Msgr. John J. McIntyre, longtime secretary to Cardinals Justin Rigali and Anthony J. Bevilacqua, has been named the newest auxiliary bishop of the Archdiocese of Philadelphia.

McIntyre, 46, succeeds Auxiliary Bishop Robert P. Maginnis, 76, who will retire when McIntyre is consecrated a bishop on Aug. 6.

With his voice at times strong and then choked with emotion during a news conference Tuesday, McIntyre thanked Rigali, his parents, and "my brother priests" for their support of his ministry over the years. A native of Philadelphia, he was ordained a priest in 1992 and has served as secretary to the archbishop since 1999.

As a bishop, he will assume leadership of the archdiocesan Secretariat for Evangelization, which Maginnis has headed for the last six years. The secretariat includes the archdiocesan chancery, its metropolitan tribunal, and offices for planning, consecrated life, black Catholics, and Hispanic Catholics.
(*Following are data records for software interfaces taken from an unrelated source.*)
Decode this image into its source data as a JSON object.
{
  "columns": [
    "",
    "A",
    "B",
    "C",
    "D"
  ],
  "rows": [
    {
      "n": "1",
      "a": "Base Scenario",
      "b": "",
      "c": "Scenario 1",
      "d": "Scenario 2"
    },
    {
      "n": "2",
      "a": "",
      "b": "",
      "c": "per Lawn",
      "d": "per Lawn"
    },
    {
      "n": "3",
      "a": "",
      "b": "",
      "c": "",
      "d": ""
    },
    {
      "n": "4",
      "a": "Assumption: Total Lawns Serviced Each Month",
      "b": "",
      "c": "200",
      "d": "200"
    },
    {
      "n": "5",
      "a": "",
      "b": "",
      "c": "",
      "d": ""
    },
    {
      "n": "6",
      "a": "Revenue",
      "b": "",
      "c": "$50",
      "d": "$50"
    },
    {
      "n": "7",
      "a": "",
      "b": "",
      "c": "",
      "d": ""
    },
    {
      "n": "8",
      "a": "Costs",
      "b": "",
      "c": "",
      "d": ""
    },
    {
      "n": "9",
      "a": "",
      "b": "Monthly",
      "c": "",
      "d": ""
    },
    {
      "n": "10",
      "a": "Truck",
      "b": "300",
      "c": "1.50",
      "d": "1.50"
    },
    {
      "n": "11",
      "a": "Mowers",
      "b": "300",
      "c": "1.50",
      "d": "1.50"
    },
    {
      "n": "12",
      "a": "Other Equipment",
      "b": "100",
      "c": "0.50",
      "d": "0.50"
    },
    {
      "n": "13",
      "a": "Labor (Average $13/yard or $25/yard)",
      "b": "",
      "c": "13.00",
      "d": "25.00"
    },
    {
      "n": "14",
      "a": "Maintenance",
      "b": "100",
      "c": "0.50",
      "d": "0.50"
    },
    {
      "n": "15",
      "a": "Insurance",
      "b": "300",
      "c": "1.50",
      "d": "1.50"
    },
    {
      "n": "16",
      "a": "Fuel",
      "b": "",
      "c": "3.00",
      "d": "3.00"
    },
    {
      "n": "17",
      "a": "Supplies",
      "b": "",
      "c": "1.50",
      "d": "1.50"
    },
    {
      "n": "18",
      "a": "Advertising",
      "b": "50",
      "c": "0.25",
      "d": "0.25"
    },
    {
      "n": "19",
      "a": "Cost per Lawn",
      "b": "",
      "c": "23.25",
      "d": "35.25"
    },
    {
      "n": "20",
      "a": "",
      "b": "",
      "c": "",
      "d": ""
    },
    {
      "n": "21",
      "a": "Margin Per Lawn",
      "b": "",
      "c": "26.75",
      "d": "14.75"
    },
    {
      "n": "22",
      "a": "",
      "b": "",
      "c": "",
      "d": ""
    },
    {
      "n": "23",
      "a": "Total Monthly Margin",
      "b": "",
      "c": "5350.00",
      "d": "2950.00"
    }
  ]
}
Maginnis, a priest of the archdiocese for 49 years and a bishop since 1996, said he hoped to use his free time in retirement for "more reading and more prayer," but expected to continue making confirmations.

Catholic bishops traditionally submit their resignations at 75. Rigali said that he submitted his own to Pope Benedict XVI when he turned 75 on April 19, but that he had received no signal from the Vatican he would be replaced any time soon.

"I'll stay until they tell me to leave," he said, eliciting laughter from the archdiocesan employees in the audience. Rigali succeeded Bevilacqua as archbishop in October 2003.

The 1.5-million-member archdiocese, which comprises Philadelphia and the four adjacent Pennsylvania counties, has four active auxiliary bishops. Their duties include confirmations, advising the archbishop, and supervising diocesan offices.

McIntyre, who will hold the title of bishop-elect until his consecration, was born in Germantown and grew up in Rhawnhurst. He attended Father Judge High School for three years before deciding to join the Redemptorist order of priests.

After graduating from a Redemptorist high school seminary in Erie and a senior seminary in Connecticut, he entered the Philadelphia Archdiocese's St. Charles Borromeo Seminary to become a diocesan priest.

He served as parochial vicar at St. Dominic's parish in Philadelphia and St. Mark's in Bristol before Bevilacqua named him as his secretary in 1999.